Some quick tools to ease the symptoms of a depressive episode.
Depression can be as unpredictable as it is insidious. It can sneak up on you at almost any time… even when everything seems to be going well, and even when things are “great.”
In trying to reconcile this, you may ask yourself, “How can I feel so bad when I have so much to be grateful for?” Or worse, “I have no right to feel depressed.” Such thoughts are not helpful. They only perpetuate feelings of guilt—depression’s closest friend and ally.
Clinical depression can seep into your relationships, your work, and your overall sense of self. It can pack quite a punch. Fortunately, there are tools available that can help you fight back.
Most important, of course, is preventative care (therapy, a positive support system, getting enough sleep and exercise, etc.). However, if you find yourself in the midst of a depressive episode, below are some on-the-spot, immediate actions you can take. None of these “tools” will cure depression, but at the very least, they may lift the clouds a bit.
1. Move your body. The most immediate way to fight depressive symptoms in the moment is by moving your body. Of course, when you are depressed, exercising may be the last thing you feel like doing. However, it does not have to be strenuous and can be any type of physical activity.
Something as simple as 20 jumping jacks or simply shaking your body for a minute or longer can make a difference. Our bodies and minds are interconnected; if we let our bodies lead, the mind is likely to follow.
2. Pick up the phone. Call someone. A friend. A family member. Any type of social connection can be incredibly healing… with one caveat. Be sure the person with whom you are connecting is someone who nourishes you rather than depletes you and is a positive support.
Even texting someone if you are unable to call can provide a sense of connection. If you do not have anyone to call or text, go online and find one of the hundreds of support forums or chat rooms and connect with others who are going through the same thing as you. Human connection is a powerful healer.
3. Identify potential triggers. Although a depressive episode can seem to come out of nowhere and for no “good reason,” more often than not, there is an external trigger. Whether it is an unpleasant conversation or event that you have not yet processed or—much harder to detect—a self-defeating thought.

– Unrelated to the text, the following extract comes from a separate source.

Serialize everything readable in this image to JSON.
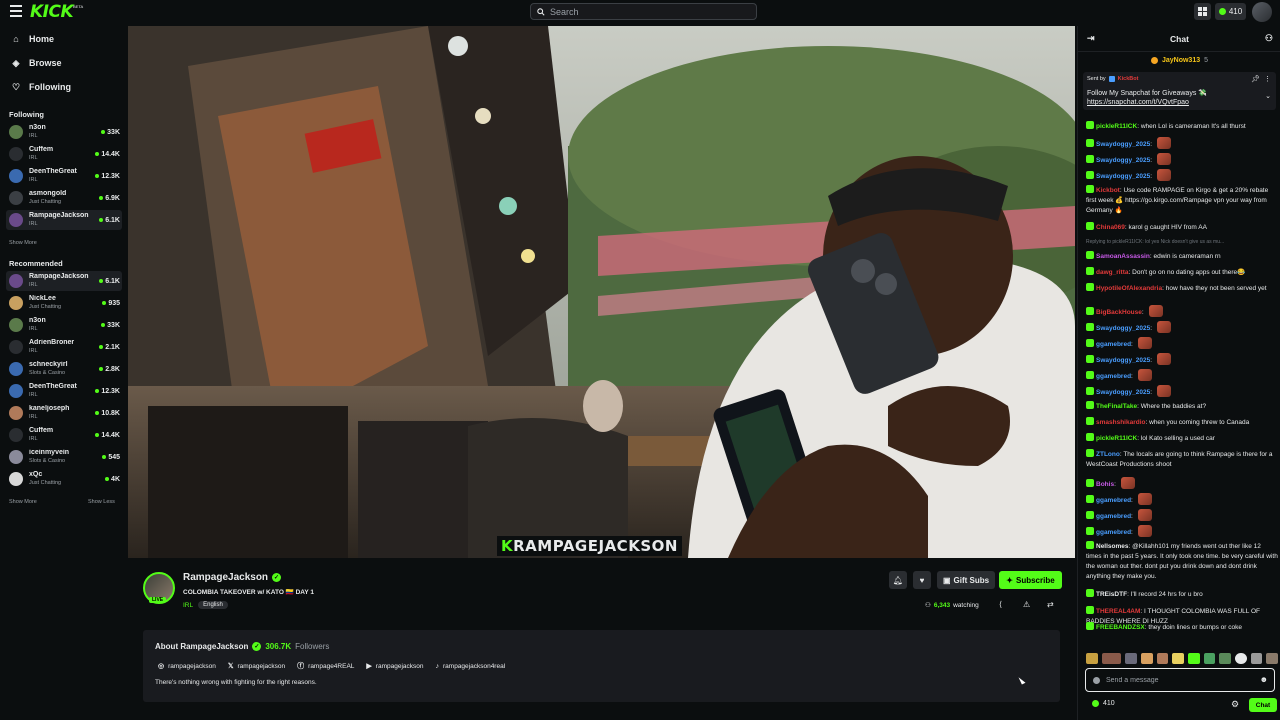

This may lead you to say, “But nothing happened, and I wasn’t even thinking about anything at the moment.” The latter is not possible. We are always in thought. Whether we are pondering the meaning of life or deciding what shoes to wear, our thoughts persist.
Negative thoughts can become background noise. Like the sirens that you hear so often, you no longer notice them. In the worst cases, these negative thoughts can morph into deeply held self-beliefs. For example, if you failed a test or lost your job, some distorted, negative thoughts that may come up can include: “I failed because I’m not smart enough,” or “I’ll never find another job again.” Just because you think it—and feel it—does not make it true. Our job is to catch these thoughts before they take over and then to defy them.
4. Defy the triggering thought. One of depression’s greatest strengths is telling lies. Do not believe them.
Once you have identified the negative thought, challenge its validity. For example, when you tell yourself, “I’ll never find another job again,” ask yourself: How do you know that? You cannot predict the future. Or to, “I’m not smart enough,” you can respond by identifying evidence against this, such as all of the times you did well or listing all of your achievements thus far.
Also, be careful about generalizing. Just because you lost one job, or you failed one test, does not translate to never getting any job, or failing every test you ever take. No matter what depression tells you!
5. Come back to the present. When depression has you in its powerful grip, rational thought can be a challenge. Often, the emotional part of the brain (the limbic system) can take over the more evolved part (the prefrontal cortex) that controls cognitive functions such as rational thought.
Here is where mindfulness comes in. This does not mean you have to sit and meditate for 20 minutes (although practicing meditation is one of the best ways to cultivate mindfulness). It can be as simple as catching a negative thought and immediately shifting the focus to something physical in the present, such as your breath or the sounds or smells around you. More than just a buzzword, mindfulness is something that will serve you throughout your life.
6. Get lost in a good movie. Every once in a while, we all need to get out of our heads. In a non-destructive way, of course. Watching a good movie is one of those ways. Choose a comedy or at least an uplifting film—no tearjerkers. Below I have included just a few examples of funny and/or lighthearted movies that you can add to your toolbox for fighting depression:
A Fish Called Wanda
When Harry Met Sally
Crazy Rich Asians
There’s Something About Mary
Meet the Parents
Waiting for Guffman
The King of Comedy
All of Me
If you are having suicidal thoughts, please call the National Suicide Prevention Lifeline 1-800-273-TALK(8255). Crisis counselors are available 24 hours a day, seven days a week.
This article was originally published on Psychology Today.